- [What to produce]:
Locate all lines in the data below that hold "Ultimate" and show them.

- [Task input]:
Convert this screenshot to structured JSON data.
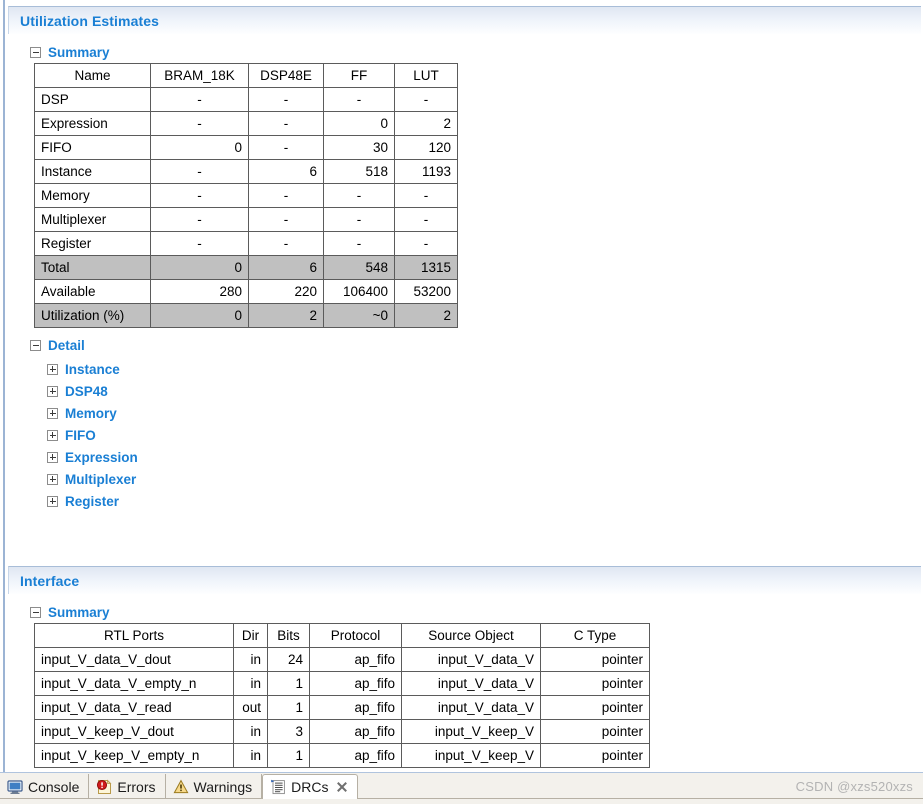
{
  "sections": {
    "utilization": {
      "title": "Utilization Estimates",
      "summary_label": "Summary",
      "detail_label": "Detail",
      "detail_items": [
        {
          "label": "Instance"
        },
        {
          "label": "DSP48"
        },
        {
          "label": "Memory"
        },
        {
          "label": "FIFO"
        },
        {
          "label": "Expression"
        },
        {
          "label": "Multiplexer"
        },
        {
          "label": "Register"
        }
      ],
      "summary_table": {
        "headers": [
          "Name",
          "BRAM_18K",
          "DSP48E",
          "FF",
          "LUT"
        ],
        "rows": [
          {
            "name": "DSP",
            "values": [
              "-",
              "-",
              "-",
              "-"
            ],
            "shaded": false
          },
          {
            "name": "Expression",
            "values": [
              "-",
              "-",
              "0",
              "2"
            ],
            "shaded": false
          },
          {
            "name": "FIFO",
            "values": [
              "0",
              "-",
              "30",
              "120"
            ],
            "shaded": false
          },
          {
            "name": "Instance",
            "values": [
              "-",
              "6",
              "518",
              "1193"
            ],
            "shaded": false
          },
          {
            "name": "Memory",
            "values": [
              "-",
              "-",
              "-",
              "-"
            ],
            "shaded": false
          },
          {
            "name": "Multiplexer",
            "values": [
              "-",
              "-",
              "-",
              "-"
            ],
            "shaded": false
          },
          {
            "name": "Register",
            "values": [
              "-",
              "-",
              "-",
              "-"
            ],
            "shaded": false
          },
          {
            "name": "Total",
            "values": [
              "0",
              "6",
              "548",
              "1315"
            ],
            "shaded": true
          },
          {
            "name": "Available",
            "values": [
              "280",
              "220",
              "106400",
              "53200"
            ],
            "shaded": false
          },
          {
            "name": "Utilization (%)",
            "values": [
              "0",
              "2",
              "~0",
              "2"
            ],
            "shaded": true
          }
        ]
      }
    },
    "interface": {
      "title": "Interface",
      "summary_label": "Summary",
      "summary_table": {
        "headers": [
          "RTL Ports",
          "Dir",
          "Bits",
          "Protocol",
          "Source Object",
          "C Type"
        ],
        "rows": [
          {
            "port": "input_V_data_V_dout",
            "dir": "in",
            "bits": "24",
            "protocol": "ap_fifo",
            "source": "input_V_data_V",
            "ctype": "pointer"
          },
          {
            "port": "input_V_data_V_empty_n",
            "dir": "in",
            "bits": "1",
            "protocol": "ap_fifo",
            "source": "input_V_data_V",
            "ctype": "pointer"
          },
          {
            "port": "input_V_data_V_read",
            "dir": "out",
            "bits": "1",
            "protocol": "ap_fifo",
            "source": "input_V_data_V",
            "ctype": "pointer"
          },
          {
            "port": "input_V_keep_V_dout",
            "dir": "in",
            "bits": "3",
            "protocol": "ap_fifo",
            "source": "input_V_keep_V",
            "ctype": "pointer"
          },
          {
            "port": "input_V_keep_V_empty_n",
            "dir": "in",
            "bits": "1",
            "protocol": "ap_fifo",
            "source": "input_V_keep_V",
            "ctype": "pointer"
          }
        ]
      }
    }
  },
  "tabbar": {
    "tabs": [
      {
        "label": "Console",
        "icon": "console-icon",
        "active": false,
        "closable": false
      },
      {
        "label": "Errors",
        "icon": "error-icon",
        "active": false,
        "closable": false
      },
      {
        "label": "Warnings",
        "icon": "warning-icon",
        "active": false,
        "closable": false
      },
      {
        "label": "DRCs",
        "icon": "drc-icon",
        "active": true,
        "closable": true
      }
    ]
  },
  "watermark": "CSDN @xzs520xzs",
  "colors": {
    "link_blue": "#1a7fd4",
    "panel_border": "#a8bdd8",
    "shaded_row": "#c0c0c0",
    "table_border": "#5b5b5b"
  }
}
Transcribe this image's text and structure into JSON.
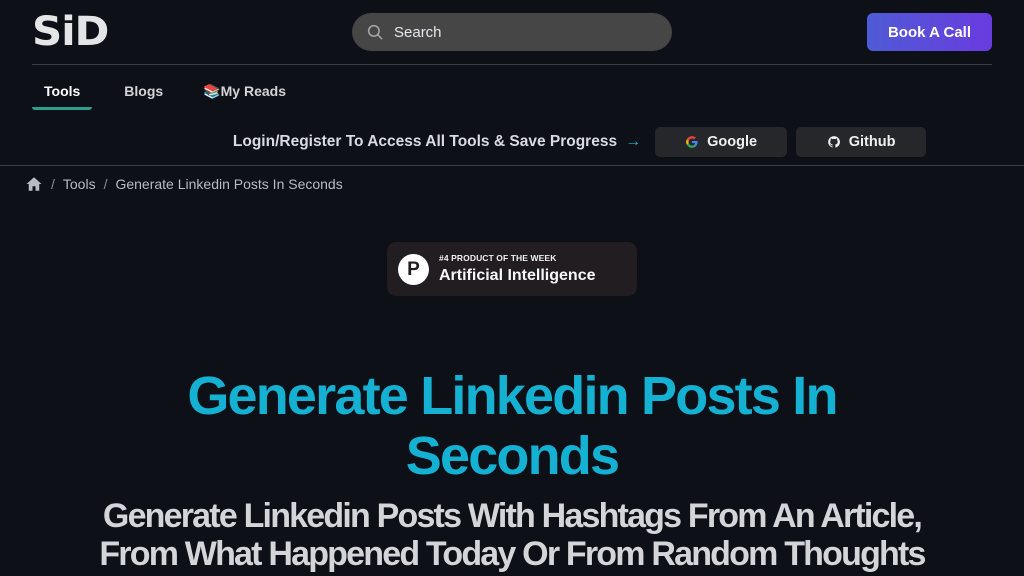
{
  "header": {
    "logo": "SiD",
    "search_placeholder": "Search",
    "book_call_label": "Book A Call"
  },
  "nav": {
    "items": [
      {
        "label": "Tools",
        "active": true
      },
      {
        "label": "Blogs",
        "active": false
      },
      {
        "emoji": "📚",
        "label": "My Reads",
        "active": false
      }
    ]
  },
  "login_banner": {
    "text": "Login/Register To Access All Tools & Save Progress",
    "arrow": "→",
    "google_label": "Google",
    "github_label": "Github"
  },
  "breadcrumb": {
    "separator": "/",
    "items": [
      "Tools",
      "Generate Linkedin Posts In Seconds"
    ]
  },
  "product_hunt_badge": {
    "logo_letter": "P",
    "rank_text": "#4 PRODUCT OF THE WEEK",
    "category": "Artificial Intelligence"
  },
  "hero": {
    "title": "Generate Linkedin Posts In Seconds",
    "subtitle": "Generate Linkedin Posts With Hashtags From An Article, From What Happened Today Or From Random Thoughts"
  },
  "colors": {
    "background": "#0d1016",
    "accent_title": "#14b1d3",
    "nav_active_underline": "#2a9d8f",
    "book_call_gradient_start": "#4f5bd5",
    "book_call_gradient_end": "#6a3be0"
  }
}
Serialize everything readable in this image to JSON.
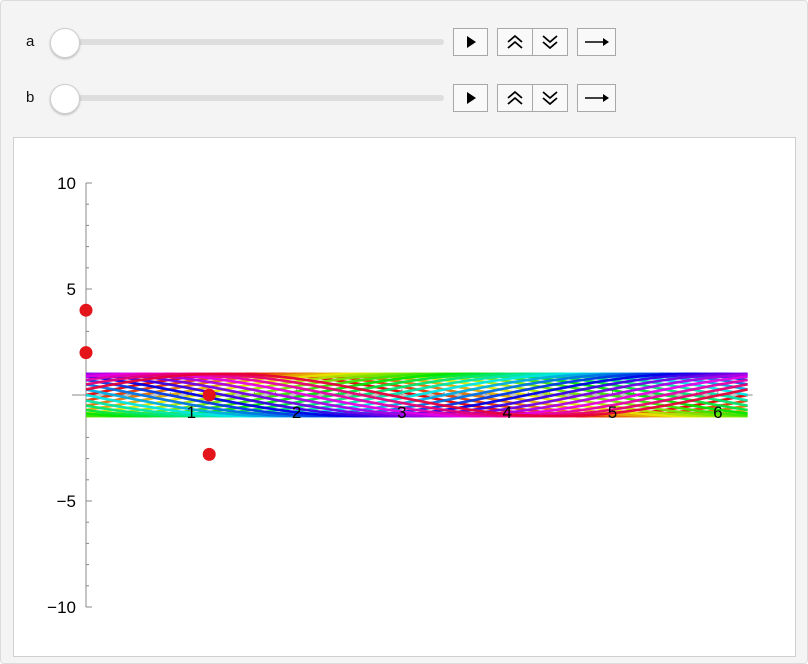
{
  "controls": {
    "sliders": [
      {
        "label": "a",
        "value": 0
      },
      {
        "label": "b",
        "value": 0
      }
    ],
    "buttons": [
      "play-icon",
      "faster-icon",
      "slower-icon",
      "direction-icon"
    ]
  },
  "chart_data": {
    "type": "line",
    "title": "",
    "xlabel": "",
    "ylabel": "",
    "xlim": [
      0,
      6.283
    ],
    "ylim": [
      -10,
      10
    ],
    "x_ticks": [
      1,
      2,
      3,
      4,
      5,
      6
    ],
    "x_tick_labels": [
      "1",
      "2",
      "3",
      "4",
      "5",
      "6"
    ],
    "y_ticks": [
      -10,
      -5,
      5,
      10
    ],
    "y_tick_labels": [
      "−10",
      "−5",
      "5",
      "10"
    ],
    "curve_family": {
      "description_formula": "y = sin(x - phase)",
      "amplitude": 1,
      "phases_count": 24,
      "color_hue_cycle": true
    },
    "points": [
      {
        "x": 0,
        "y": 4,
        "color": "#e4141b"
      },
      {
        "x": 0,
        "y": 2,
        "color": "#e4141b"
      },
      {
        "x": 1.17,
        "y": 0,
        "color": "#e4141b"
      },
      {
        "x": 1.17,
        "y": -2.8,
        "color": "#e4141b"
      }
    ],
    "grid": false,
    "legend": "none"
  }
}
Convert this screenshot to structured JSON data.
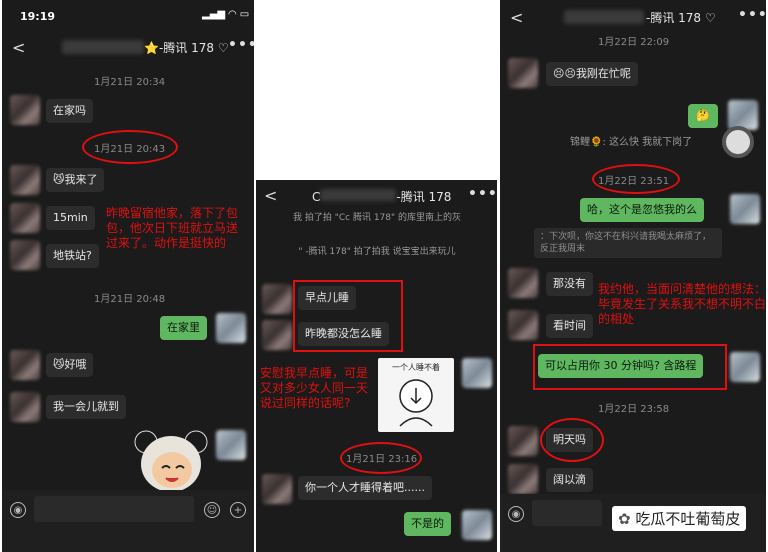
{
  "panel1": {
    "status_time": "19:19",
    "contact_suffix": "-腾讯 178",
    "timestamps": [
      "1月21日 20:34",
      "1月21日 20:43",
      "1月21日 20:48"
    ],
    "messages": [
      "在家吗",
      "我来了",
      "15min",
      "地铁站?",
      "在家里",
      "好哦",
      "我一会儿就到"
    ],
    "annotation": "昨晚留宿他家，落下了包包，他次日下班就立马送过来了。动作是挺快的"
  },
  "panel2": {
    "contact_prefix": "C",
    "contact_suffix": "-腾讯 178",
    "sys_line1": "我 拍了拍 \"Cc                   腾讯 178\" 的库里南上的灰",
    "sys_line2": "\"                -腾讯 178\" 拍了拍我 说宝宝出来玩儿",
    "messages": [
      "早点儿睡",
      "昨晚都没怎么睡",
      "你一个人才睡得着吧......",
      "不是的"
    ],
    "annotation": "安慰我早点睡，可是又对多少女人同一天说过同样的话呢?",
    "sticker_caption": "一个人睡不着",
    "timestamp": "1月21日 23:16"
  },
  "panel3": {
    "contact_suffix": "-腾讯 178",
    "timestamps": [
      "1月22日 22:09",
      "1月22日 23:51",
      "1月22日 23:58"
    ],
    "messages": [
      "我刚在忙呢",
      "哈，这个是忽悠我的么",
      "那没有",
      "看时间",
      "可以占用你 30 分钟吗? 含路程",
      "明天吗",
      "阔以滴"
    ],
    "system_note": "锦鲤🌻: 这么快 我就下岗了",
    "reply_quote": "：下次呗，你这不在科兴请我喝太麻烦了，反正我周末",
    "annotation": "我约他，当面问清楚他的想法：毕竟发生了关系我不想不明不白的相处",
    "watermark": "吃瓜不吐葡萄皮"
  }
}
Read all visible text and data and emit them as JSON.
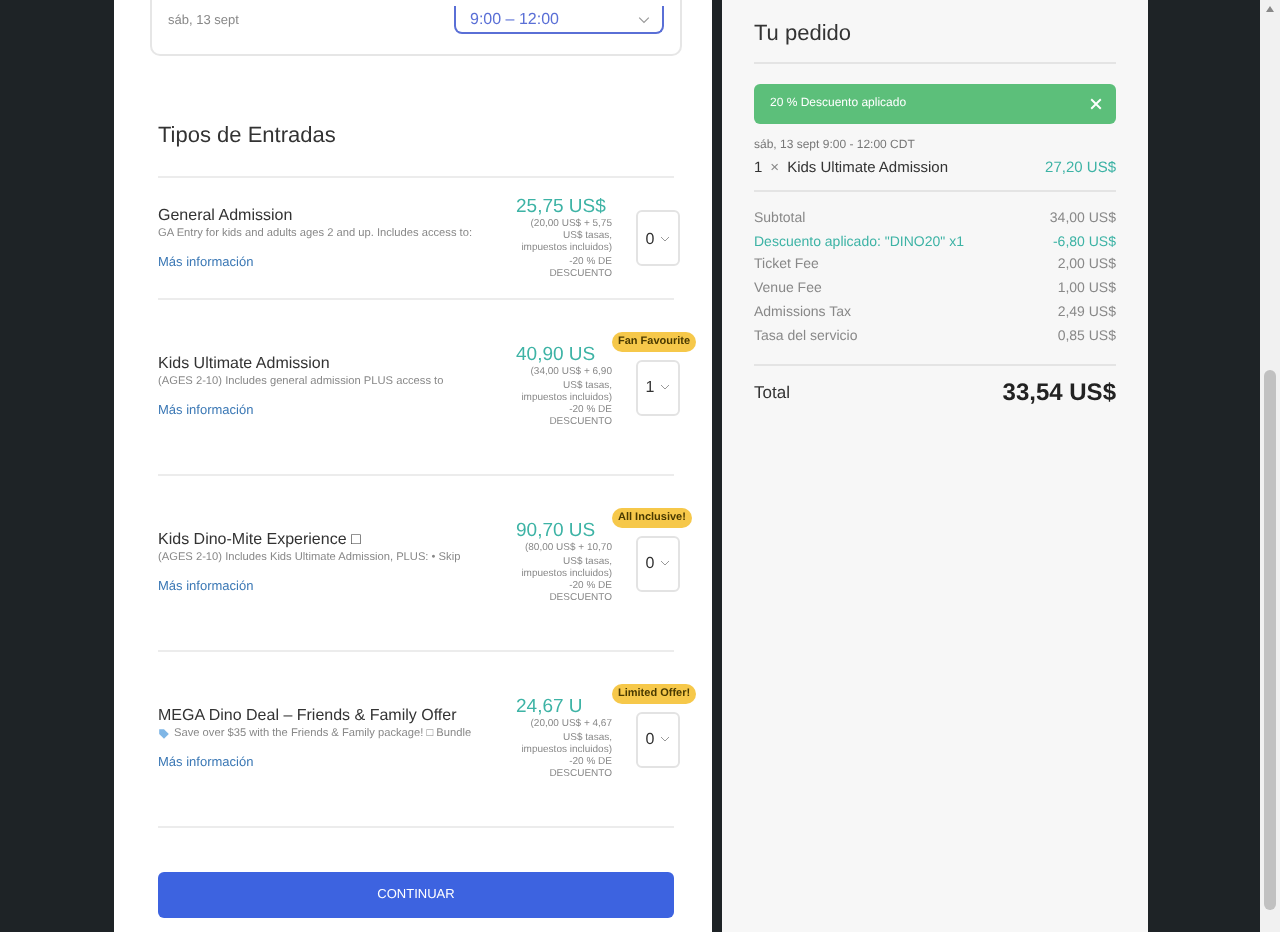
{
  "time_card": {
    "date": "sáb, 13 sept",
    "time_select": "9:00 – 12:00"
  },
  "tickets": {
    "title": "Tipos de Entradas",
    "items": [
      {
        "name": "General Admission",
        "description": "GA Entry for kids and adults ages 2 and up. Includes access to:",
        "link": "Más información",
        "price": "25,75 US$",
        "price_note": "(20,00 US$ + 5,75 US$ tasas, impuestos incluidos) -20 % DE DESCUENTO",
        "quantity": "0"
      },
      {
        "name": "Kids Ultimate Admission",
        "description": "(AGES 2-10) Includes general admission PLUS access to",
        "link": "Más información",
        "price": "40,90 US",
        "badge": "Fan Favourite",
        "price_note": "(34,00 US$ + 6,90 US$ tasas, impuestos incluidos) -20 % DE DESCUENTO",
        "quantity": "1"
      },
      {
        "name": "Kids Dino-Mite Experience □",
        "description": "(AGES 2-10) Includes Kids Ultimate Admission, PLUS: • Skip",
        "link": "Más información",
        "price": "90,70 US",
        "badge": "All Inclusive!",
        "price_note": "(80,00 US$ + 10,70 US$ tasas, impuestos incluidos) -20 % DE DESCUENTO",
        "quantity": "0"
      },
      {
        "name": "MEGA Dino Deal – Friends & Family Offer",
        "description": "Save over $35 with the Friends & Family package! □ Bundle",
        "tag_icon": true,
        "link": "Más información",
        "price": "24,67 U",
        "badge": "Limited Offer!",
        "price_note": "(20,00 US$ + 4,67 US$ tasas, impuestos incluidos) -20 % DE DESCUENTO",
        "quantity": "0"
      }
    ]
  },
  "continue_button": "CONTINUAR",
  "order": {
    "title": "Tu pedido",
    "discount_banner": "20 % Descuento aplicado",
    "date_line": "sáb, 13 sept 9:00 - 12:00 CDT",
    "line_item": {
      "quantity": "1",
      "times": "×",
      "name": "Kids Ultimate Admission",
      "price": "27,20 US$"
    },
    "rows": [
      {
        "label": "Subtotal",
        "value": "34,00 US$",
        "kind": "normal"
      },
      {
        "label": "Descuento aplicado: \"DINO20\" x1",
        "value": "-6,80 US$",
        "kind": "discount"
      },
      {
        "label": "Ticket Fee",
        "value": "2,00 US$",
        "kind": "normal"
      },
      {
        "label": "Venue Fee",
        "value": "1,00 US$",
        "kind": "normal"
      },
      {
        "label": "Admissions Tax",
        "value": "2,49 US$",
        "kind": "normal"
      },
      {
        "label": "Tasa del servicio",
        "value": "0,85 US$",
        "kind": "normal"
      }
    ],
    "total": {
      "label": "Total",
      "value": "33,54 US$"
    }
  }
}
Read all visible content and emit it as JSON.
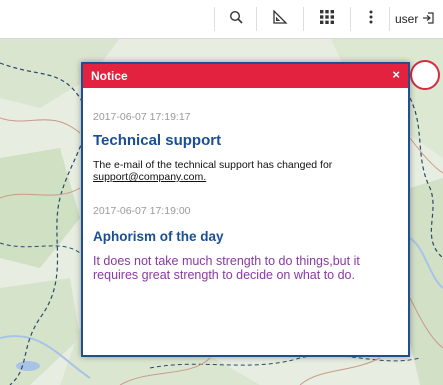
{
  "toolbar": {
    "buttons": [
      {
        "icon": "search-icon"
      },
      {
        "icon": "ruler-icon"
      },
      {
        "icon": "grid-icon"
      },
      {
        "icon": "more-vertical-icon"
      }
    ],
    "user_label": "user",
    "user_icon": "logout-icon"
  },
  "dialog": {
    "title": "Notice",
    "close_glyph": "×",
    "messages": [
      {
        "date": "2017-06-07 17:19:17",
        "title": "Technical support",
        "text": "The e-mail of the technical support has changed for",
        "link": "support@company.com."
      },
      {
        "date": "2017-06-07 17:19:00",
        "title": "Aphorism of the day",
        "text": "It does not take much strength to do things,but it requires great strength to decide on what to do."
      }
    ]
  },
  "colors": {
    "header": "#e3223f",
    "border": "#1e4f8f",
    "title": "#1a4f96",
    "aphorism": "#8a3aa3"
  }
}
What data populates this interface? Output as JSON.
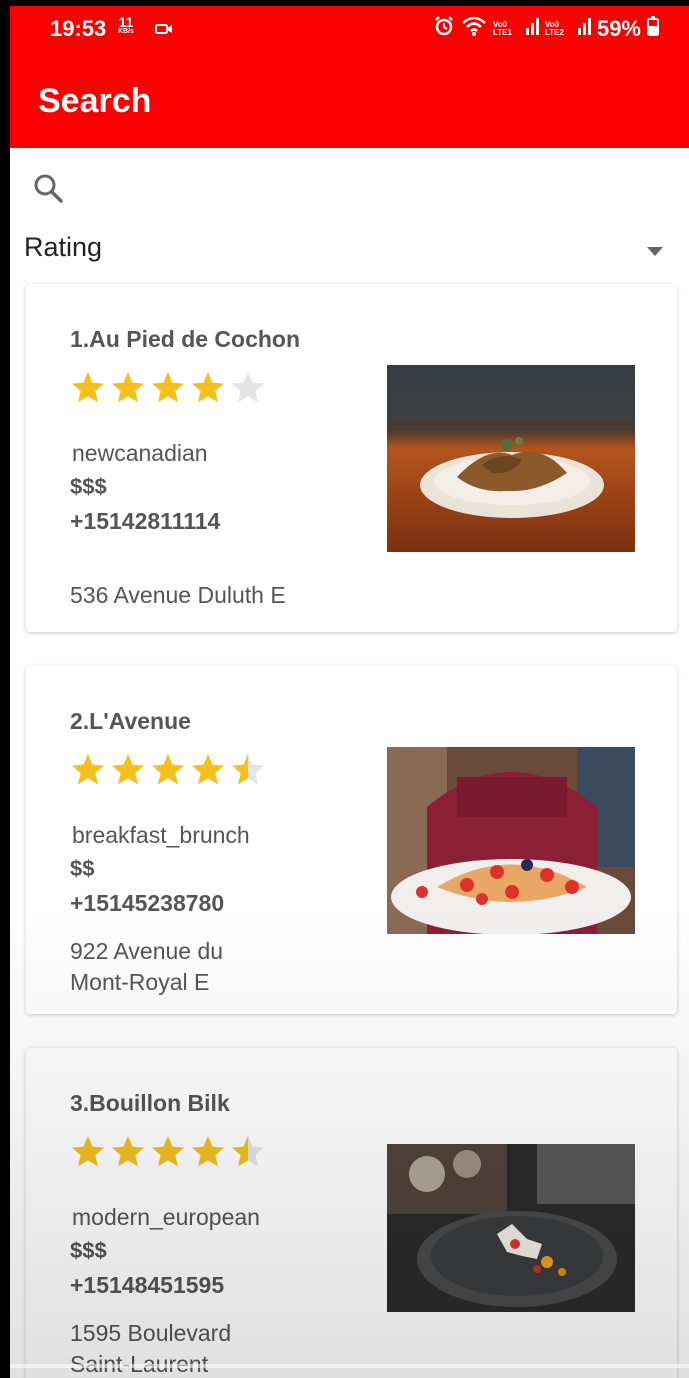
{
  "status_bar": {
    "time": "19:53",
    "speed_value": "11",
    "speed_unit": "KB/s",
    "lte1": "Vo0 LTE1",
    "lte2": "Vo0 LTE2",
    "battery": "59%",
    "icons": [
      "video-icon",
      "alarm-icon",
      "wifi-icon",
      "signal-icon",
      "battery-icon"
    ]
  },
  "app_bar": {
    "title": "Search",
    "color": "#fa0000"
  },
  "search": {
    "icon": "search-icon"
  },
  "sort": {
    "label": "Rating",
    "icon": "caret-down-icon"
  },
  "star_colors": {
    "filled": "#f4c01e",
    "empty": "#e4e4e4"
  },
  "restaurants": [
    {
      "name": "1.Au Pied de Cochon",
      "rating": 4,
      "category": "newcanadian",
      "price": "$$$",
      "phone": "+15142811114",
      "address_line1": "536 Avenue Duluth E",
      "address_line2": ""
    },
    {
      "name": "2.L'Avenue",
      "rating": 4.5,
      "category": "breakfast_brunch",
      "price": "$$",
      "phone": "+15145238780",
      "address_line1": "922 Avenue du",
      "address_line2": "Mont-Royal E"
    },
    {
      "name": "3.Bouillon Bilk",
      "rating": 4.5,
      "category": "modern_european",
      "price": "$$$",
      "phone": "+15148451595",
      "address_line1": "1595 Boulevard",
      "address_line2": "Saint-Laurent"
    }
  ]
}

- [Written answer]:
        "name": "Kids Ultimate Admission",
        "description": "(AGES 2-10) Includes Kids Ultimate Admission, PLUS: • Skip",
      "name": "Kids Ultimate Admission",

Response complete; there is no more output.